Without skipping anything, print all of the data exactly.
Start of Listed records
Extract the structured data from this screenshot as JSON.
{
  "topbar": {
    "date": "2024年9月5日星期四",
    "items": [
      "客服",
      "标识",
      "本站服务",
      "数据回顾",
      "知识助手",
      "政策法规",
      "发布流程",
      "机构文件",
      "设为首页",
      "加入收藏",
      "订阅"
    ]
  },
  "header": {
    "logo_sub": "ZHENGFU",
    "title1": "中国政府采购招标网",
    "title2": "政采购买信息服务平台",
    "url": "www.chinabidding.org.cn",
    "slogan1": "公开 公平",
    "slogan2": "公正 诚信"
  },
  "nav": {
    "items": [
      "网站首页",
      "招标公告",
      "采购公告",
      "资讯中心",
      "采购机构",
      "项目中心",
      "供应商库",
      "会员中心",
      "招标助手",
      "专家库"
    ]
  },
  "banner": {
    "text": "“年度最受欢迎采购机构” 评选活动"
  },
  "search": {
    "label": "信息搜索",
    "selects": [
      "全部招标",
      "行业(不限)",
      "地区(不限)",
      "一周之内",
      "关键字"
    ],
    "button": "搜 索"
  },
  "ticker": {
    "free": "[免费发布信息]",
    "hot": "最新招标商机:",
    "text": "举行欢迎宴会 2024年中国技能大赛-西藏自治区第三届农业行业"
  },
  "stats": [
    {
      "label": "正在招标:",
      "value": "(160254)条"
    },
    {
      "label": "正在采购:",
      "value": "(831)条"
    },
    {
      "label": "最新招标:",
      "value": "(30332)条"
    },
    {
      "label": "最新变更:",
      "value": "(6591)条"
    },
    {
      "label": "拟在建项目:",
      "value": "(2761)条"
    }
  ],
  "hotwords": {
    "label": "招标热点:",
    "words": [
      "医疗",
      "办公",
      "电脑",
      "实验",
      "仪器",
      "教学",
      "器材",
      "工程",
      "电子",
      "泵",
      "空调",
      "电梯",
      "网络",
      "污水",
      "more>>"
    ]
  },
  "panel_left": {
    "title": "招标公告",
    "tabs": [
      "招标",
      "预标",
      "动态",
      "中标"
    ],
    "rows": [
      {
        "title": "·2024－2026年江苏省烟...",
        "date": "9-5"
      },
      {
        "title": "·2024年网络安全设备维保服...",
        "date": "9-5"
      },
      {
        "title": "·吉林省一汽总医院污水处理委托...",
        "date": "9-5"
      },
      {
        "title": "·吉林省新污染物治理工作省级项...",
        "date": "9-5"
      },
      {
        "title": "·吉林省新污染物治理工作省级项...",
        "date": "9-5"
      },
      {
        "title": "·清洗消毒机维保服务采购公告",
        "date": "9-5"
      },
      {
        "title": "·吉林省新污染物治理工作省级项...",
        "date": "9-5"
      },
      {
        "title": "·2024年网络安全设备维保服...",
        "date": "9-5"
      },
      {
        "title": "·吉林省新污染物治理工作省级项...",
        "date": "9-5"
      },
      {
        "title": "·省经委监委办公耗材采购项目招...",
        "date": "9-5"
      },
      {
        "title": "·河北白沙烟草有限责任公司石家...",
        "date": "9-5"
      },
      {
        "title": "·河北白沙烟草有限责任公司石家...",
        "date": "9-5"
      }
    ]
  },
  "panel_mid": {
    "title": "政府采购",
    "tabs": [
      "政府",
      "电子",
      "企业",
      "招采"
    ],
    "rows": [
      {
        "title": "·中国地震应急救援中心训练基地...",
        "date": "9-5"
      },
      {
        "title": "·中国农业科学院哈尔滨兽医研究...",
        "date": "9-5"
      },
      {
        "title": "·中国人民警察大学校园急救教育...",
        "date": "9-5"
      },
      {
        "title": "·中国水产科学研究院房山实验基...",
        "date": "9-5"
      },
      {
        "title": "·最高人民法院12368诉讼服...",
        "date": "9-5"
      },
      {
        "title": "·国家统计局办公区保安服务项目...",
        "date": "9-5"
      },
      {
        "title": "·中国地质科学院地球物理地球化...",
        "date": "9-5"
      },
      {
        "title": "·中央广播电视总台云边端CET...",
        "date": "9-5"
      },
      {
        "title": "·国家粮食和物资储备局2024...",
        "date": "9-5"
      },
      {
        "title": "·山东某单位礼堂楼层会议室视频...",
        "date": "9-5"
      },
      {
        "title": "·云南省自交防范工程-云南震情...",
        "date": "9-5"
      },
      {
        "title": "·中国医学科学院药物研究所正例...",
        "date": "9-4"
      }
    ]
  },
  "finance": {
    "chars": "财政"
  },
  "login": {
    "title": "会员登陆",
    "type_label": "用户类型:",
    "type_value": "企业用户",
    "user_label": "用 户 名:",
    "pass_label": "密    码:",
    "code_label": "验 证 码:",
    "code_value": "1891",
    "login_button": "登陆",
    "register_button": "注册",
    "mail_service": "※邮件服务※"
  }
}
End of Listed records
■ Exercise response
Extract the structured data from this screenshot as JSON.
{
  "topbar": {
    "date": "2024年9月5日星期四",
    "items": [
      "客服",
      "标识",
      "本站服务",
      "数据回顾",
      "知识助手",
      "政策法规",
      "发布流程",
      "机构文件",
      "设为首页",
      "加入收藏",
      "订阅"
    ]
  },
  "header": {
    "logo_sub": "ZHENGFU",
    "title1": "中国政府采购招标网",
    "title2": "政采购买信息服务平台",
    "url": "www.chinabidding.org.cn",
    "slogan1": "公开 公平",
    "slogan2": "公正 诚信"
  },
  "nav": {
    "items": [
      "网站首页",
      "招标公告",
      "采购公告",
      "资讯中心",
      "采购机构",
      "项目中心",
      "供应商库",
      "会员中心",
      "招标助手",
      "专家库"
    ]
  },
  "banner": {
    "text": "“年度最受欢迎采购机构” 评选活动"
  },
  "search": {
    "label": "信息搜索",
    "selects": [
      "全部招标",
      "行业(不限)",
      "地区(不限)",
      "一周之内",
      "关键字"
    ],
    "button": "搜 索"
  },
  "ticker": {
    "free": "[免费发布信息]",
    "hot": "最新招标商机:",
    "text": "举行欢迎宴会 2024年中国技能大赛-西藏自治区第三届农业行业"
  },
  "stats": [
    {
      "label": "正在招标:",
      "value": "(160254)条"
    },
    {
      "label": "正在采购:",
      "value": "(831)条"
    },
    {
      "label": "最新招标:",
      "value": "(30332)条"
    },
    {
      "label": "最新变更:",
      "value": "(6591)条"
    },
    {
      "label": "拟在建项目:",
      "value": "(2761)条"
    }
  ],
  "hotwords": {
    "label": "招标热点:",
    "words": [
      "医疗",
      "办公",
      "电脑",
      "实验",
      "仪器",
      "教学",
      "器材",
      "工程",
      "电子",
      "泵",
      "空调",
      "电梯",
      "网络",
      "污水",
      "more>>"
    ]
  },
  "panel_left": {
    "title": "招标公告",
    "tabs": [
      "招标",
      "预标",
      "动态",
      "中标"
    ],
    "rows": [
      {
        "title": "·2024－2026年江苏省烟...",
        "date": "9-5"
      },
      {
        "title": "·2024年网络安全设备维保服...",
        "date": "9-5"
      },
      {
        "title": "·吉林省一汽总医院污水处理委托...",
        "date": "9-5"
      },
      {
        "title": "·吉林省新污染物治理工作省级项...",
        "date": "9-5"
      },
      {
        "title": "·吉林省新污染物治理工作省级项...",
        "date": "9-5"
      },
      {
        "title": "·清洗消毒机维保服务采购公告",
        "date": "9-5"
      },
      {
        "title": "·吉林省新污染物治理工作省级项...",
        "date": "9-5"
      },
      {
        "title": "·2024年网络安全设备维保服...",
        "date": "9-5"
      },
      {
        "title": "·吉林省新污染物治理工作省级项...",
        "date": "9-5"
      },
      {
        "title": "·省经委监委办公耗材采购项目招...",
        "date": "9-5"
      },
      {
        "title": "·河北白沙烟草有限责任公司石家...",
        "date": "9-5"
      },
      {
        "title": "·河北白沙烟草有限责任公司石家...",
        "date": "9-5"
      }
    ]
  },
  "panel_mid": {
    "title": "政府采购",
    "tabs": [
      "政府",
      "电子",
      "企业",
      "招采"
    ],
    "rows": [
      {
        "title": "·中国地震应急救援中心训练基地...",
        "date": "9-5"
      },
      {
        "title": "·中国农业科学院哈尔滨兽医研究...",
        "date": "9-5"
      },
      {
        "title": "·中国人民警察大学校园急救教育...",
        "date": "9-5"
      },
      {
        "title": "·中国水产科学研究院房山实验基...",
        "date": "9-5"
      },
      {
        "title": "·最高人民法院12368诉讼服...",
        "date": "9-5"
      },
      {
        "title": "·国家统计局办公区保安服务项目...",
        "date": "9-5"
      },
      {
        "title": "·中国地质科学院地球物理地球化...",
        "date": "9-5"
      },
      {
        "title": "·中央广播电视总台云边端CET...",
        "date": "9-5"
      },
      {
        "title": "·国家粮食和物资储备局2024...",
        "date": "9-5"
      },
      {
        "title": "·山东某单位礼堂楼层会议室视频...",
        "date": "9-5"
      },
      {
        "title": "·云南省自交防范工程-云南震情...",
        "date": "9-5"
      },
      {
        "title": "·中国医学科学院药物研究所正例...",
        "date": "9-4"
      }
    ]
  },
  "finance": {
    "chars": "财政"
  },
  "login": {
    "title": "会员登陆",
    "type_label": "用户类型:",
    "type_value": "企业用户",
    "user_label": "用 户 名:",
    "pass_label": "密    码:",
    "code_label": "验 证 码:",
    "code_value": "1891",
    "login_button": "登陆",
    "register_button": "注册",
    "mail_service": "※邮件服务※"
  }
}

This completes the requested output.